Aliens? Crabs? Bizarre deep-sea holes baffle scientists!

Aliens might have made these holes
Close-up of the holes (NOAA Ocean Exploration)

A series of mysterious holes, laid out in a regular pattern on the mid-Atlantic seabed at a depth of 2.54km and recorded on a recent ROV dive, have set scientists scratching their heads.

The USA’s National Oceanic & Atmospheric Administration (NOAA) and its partners have been conducting their Voyage to the Ridge 2022 series of three ocean exploration expeditions aboard the Okeanos Explorer since May. The expeditions, which end in September, include mapping operations and ROV dives to collect data about unexplored deepwater areas of the north Atlantic.

On the fourth dive of the second expedition, which ended on 30 July and was concentrating on the Mid-Atlantic Ridge (MAR) north of the Azores and the Azores Plateau, the researchers spotted several sets of holes in the seabed sediment, arranged in neat lines. 

Aliens could have made these holes
The two red dots are laser points 10cm apart to give a sense of the size and spacing of the holes (NOAA Ocean Exploration)
Aliens? What made these holes
Note the excavated sediment – but what made this hole? (NOAA Ocean Exploration)

“While the holes look almost human-made, the little piles of sediment around them suggest they had been excavated,” reported the team. “We attempted but were not able to take a peek into the holes and poke them with the tools on the ROV.” Nor was it apparent whether the holes connected beneath the surface.

At 16,000km the MAR is the world’s longest mountain range, most of it under water, largely unexplored and subject to frequent earthquakes. It also features hydrothermal vents that can support diverse lifeforms.

Advertisement

The scientists have now appealed to members of the public who follow their expeditions on social media platforms such as Twitter and Facebook to put forward their own ideas about how these holes formed. Responses so far have ranged from aliens to an unknown crab species to gas rising up from below the seabed and more. But why the patterns?

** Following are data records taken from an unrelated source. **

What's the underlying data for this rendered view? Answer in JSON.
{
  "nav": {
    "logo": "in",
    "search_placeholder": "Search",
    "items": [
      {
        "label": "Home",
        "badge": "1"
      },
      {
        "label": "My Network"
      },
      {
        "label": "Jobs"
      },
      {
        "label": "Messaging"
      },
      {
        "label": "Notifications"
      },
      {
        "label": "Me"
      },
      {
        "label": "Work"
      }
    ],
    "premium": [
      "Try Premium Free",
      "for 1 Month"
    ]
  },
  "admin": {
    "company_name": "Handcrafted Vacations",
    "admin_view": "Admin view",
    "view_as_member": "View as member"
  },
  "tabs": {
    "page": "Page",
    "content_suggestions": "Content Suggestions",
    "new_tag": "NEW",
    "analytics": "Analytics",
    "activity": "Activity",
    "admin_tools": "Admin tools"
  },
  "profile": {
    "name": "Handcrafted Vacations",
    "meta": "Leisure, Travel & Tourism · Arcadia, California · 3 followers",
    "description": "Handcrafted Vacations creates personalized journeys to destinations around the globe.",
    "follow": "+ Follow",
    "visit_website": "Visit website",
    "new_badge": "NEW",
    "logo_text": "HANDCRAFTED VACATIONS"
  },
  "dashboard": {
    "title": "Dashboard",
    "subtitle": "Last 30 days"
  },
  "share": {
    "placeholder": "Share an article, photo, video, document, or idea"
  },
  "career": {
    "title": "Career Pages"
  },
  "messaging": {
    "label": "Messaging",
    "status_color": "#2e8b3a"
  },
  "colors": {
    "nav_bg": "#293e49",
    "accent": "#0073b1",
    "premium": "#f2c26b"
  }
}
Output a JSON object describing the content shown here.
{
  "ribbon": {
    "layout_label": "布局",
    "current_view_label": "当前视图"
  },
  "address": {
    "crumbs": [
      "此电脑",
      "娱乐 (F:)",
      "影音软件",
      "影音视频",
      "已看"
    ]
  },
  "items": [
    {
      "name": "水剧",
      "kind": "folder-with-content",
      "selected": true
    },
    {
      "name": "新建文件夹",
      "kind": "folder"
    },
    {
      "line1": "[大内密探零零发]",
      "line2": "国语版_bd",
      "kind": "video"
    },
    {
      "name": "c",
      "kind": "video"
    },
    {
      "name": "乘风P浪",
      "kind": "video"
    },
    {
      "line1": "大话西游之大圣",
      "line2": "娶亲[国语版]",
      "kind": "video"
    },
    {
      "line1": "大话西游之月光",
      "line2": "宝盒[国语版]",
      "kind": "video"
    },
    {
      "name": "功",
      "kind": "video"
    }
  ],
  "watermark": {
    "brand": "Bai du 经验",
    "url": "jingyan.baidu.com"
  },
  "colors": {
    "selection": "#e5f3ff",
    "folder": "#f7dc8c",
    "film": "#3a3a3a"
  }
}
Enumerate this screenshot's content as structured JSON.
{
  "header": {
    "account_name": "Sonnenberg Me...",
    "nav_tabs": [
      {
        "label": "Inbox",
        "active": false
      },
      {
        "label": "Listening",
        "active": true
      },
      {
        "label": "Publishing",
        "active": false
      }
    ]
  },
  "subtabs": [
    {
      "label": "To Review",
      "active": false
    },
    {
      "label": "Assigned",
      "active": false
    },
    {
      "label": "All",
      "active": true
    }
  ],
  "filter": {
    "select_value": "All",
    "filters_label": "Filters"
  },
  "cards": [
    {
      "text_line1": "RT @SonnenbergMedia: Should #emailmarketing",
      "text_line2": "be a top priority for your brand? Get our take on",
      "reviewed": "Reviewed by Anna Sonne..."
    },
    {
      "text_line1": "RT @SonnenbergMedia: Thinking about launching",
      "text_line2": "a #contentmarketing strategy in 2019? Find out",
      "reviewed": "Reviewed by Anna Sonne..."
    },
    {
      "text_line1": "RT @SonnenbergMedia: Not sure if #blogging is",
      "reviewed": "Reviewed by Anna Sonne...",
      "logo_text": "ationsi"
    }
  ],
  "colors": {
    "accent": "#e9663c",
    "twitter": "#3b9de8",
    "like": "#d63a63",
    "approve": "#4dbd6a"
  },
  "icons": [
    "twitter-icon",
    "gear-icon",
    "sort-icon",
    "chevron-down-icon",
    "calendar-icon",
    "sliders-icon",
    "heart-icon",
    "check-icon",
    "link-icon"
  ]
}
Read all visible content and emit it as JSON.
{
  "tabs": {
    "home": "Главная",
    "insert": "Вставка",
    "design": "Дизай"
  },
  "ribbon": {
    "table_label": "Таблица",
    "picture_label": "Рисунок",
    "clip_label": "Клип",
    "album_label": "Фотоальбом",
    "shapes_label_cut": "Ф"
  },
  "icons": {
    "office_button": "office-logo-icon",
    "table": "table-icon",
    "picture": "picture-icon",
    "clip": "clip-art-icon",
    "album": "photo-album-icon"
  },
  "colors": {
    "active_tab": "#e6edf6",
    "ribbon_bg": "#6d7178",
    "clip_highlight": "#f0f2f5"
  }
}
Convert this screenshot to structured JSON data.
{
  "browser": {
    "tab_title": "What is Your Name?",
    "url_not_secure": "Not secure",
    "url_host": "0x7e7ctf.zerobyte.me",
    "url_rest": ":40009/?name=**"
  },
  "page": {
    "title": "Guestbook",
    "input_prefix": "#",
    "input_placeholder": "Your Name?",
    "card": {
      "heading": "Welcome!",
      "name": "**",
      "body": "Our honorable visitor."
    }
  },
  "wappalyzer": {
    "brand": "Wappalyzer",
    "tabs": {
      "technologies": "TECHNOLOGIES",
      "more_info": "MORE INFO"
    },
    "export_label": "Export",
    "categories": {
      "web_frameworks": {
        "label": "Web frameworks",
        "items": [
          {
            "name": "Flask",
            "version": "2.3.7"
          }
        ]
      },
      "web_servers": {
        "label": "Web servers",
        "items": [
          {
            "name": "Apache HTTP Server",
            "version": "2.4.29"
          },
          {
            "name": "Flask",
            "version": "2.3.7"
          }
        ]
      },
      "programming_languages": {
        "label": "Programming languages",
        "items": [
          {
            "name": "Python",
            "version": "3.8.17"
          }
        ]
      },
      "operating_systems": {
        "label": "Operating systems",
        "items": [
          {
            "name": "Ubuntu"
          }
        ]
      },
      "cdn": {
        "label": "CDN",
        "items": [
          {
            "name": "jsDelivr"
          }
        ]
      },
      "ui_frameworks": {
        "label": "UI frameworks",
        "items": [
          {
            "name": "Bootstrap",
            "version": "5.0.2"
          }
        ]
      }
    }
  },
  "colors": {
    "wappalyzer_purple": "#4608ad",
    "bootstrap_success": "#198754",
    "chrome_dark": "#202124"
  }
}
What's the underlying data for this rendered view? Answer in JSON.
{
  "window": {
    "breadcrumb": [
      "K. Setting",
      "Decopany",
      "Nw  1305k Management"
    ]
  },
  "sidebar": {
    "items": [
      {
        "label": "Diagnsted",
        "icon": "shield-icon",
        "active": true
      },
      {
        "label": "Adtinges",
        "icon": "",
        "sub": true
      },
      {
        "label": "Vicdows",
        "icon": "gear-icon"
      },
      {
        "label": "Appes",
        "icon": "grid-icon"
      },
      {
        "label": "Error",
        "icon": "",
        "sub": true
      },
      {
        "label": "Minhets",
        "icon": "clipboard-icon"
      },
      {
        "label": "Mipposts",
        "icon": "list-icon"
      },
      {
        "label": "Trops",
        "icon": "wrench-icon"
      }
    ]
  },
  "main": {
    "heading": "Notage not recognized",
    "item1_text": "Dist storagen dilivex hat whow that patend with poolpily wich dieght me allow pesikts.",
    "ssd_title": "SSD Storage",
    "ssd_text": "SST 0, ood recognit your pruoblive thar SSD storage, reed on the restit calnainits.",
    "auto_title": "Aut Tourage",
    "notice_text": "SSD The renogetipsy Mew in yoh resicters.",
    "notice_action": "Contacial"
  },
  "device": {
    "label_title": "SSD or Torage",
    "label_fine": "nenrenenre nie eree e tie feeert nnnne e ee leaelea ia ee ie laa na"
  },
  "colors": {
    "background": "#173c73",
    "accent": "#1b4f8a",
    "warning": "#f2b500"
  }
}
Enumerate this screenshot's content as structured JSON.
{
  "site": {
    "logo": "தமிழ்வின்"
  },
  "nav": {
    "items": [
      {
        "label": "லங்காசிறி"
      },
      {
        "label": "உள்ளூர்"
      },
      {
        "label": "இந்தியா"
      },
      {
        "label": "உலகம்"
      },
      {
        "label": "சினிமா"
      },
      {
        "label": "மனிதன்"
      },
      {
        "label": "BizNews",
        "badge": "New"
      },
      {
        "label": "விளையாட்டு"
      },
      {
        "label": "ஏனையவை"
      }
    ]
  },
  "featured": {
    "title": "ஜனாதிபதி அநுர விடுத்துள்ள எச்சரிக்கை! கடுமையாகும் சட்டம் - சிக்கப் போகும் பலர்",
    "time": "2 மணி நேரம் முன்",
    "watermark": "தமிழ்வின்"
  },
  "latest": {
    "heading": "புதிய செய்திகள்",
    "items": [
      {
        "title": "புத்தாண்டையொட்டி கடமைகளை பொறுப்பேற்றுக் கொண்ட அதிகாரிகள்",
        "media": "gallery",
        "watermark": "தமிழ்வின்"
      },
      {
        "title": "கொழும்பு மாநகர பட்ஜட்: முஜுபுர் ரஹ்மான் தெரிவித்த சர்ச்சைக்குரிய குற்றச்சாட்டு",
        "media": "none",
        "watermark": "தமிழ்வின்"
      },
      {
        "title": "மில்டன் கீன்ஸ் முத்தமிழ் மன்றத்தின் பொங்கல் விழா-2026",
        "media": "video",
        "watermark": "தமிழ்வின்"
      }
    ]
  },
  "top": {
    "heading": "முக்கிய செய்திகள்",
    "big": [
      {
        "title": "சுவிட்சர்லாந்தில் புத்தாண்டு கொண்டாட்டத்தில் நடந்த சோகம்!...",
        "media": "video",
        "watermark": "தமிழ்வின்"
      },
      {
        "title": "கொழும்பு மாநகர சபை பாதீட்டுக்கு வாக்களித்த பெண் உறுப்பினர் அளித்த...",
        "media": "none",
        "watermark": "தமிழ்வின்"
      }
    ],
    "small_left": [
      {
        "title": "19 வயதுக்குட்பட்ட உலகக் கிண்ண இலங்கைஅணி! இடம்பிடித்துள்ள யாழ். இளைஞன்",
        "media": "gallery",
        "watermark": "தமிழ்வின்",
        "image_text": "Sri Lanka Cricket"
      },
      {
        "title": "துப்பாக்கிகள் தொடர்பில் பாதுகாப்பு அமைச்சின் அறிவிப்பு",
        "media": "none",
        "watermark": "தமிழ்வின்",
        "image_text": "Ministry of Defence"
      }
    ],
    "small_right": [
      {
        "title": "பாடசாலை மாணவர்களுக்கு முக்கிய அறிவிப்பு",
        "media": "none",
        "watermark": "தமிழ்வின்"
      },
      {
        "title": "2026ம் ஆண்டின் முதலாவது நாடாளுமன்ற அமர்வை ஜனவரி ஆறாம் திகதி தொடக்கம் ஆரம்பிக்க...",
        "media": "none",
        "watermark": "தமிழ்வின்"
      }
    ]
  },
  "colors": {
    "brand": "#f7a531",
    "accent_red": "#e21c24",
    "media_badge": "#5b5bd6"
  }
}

It turns out that scientists have come across such enigmatic holes before – 18 years ago. Several sets were spotted at a depth of 2.082km on the northern MAR in July 2004, and  prompted a report that came to no firm conclusions, though it was hypothesised that the raised sediment could indicate the action of some unknown creature. 

“The unknowns we encounter are often as deep and mysterious as the ocean itself,” comments the NOAA team. “With each expedition to map and explore ocean depths, however, we learn more about this ecosystem that is so vital to all of our lives.” The ROV dives are streamed daily between 11.45am to 10pm BST.

Also on Divernet: Yellow Brick Road Surprises Researchers, Rare Underwater Sightings In Pacific, World’s Biggest Sponge Found Off Hawaii, Deep Jelly Named – No Sample Required

LET’S KEEP IN TOUCH!

Get a weekly roundup of all Divernet news and articles 🤿

We don’t spam! Read our privacy policy for more info.

Subscribe
Notify of
guest

0 Comments
Inline Feedbacks
View all comments

Related Divernet Posts

Diver Magazine Relaunch

Diver magazine needs YOU!

Are you still lamenting the demise of Diver magazine? Well now you can help resurrect an icon as we seek to bring back the magazine

For The Love Of Sharks

For The Love Of Sharks in London

Another presentation at the prestigious Royal Geographical Society later this year that’s likely to appeal to divers is “For The Love Of Sharks 2022”, an

Follow Divernet on Social Media

0
Would love your thoughts, please comment.x
()
x